Task propensity refers to situations where students are so focused on the features of a specific task that they don’t generalize their thinking in a way that is useful to solve different problems in the future. In short, they lose the forest for the trees. I’m exploring how task propensity relates to Desmos activities and how this thinking could help me teach more thoughtfully with Desmos tools. I first learned about task propensity through this paper, and you can read the rest of my series on the topic here.
I’ve been having a ton of fun with this series on task propensity. It’s fun because I love Desmos activities. I find them a joy to teach, I find them useful for student learning, and they let me do things that aren’t possible through other means. I also love thinking critically about where these activities are the right tools and where something else would work better. I probably spend about 15% of class time on Desmos activities, and that feels about right to me.
In my last two posts, I was critical of how Desmos activities fall into the trap of task propensity, and how keeping activities humble and designing deliberate follow-up tasks can help to avoid this challenge. In this post, I want to talk about the pause button — something that the folks at Desmos have baked into their interface and designed for student learning.
When the folks at Desmos talk about the pause button, they talk about classroom conversations and collective effervescence:
Collective effervescence is a term that calls to mind the bubbles in fizzy liquid. It’s a term from Émile Durkheim used to describe a particular force that knits social groups together. Collective effervescence explains why you still attend church even though the sermons are online, why you still attend sporting events even though they’re broadcast in much higher quality with much more comfortable seats from your living room. Collective effervescence explains why we still go to movie theaters; laughing, crying, or screaming in a room full of people is more satisfying than laughing, crying, or screaming alone.
There’s a ton of collective effervescence in Desmos activities. Take an activity I did recently, where students practice graphing sine and cosine functions by writing equations for different curves. There’s not much to it; it’s just meant to allow some low-floor practice early in the unit as we begin to formalize an understanding of how these functions work. Students like it a lot. It’s easy to experiment and change different parts of the function, and the challenges feel just within their reach.
Early in the activity, I noticed that most groups were using guess and check strategies to figure out the phase shifts. Take this screen:
One solution is to use a negative amplitude and then shift the function down. However, many groups end up trying to use a phase shift instead. This is a great opportunity for students to make connections through a quick discussion. Even better, some students write their phase shift in terms of pi, while others guess and check their way using decimals. Lots to draw on here.

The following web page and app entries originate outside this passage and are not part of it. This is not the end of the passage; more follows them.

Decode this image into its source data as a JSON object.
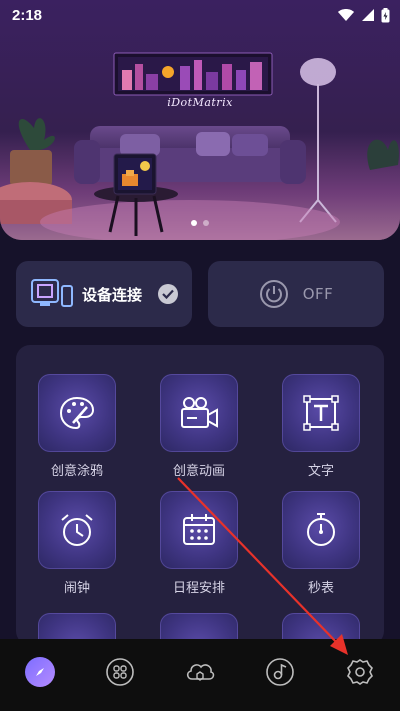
{
  "status_bar": {
    "time": "2:18"
  },
  "hero": {
    "brand": "iDotMatrix",
    "page_count": 2,
    "active_page": 1
  },
  "device_card": {
    "label": "设备连接",
    "connected": true
  },
  "power_card": {
    "label": "OFF"
  },
  "features": [
    {
      "label": "创意涂鸦",
      "icon": "palette-icon"
    },
    {
      "label": "创意动画",
      "icon": "video-camera-icon"
    },
    {
      "label": "文字",
      "icon": "text-icon"
    },
    {
      "label": "闹钟",
      "icon": "alarm-clock-icon"
    },
    {
      "label": "日程安排",
      "icon": "calendar-icon"
    },
    {
      "label": "秒表",
      "icon": "stopwatch-icon"
    }
  ],
  "bottom_nav": [
    {
      "icon": "compass-icon",
      "active": true
    },
    {
      "icon": "grid-icon",
      "active": false
    },
    {
      "icon": "cloud-icon",
      "active": false
    },
    {
      "icon": "music-icon",
      "active": false
    },
    {
      "icon": "settings-icon",
      "active": false
    }
  ],
  "colors": {
    "accent": "#7d6dff",
    "panel": "#25213f",
    "card": "#2c2a4a",
    "annotation": "#e8322a"
  }
}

Of course, at that moment there’s a ton of collective effervescence in the room. Students are engaged in the activity and in working collaboratively. It’s hard to tear them away. That’s where the pause button comes in.
There’s something really unique about the energy in the room when an activity is paused. There are often groans, and students wish they could keep working. It takes a moment to let that work its way out of their systems. The collective effervescence remains, but the task propensity — the feeling that students are “in it”, focused on meeting the challenges and nothing else — is put on pause as well. That excitement for math is great, but as students try to match the functions they see, they aren’t thinking about connections between different representations, the equivalence of multiple functions, or other big ideas of trigonometric functions I want them to learn. They’re stuck on the task in front of them.
The pause button is my chance to change their focus, to start a conversation with all the energy and engagement in the room that takes a step back, thinks more broadly about the math in front of students, and thinks about how some of the thinking that they’re doing could be applied in new contexts in the future.
When the pause button was added to the activity dashboard, I rarely used it. I felt like I didn’t want to interrupt student thinking and tear them away from what they wanted to do — from their goal of completing an activity they found enjoyable and challenging. I’ve shifted since then to see opportunities to redirect student thinking as the heart of my role as a teacher in that moment. My goal for a Desmos activity isn’t for students to get really good at Desmos. It’s for students to get really good at math. That means I need students to step out of the task, and to think metacognitively about what they’re doing and how it connects with what they already know and what they’ll do in the future. The pause button is by far the best tool I have for doing that.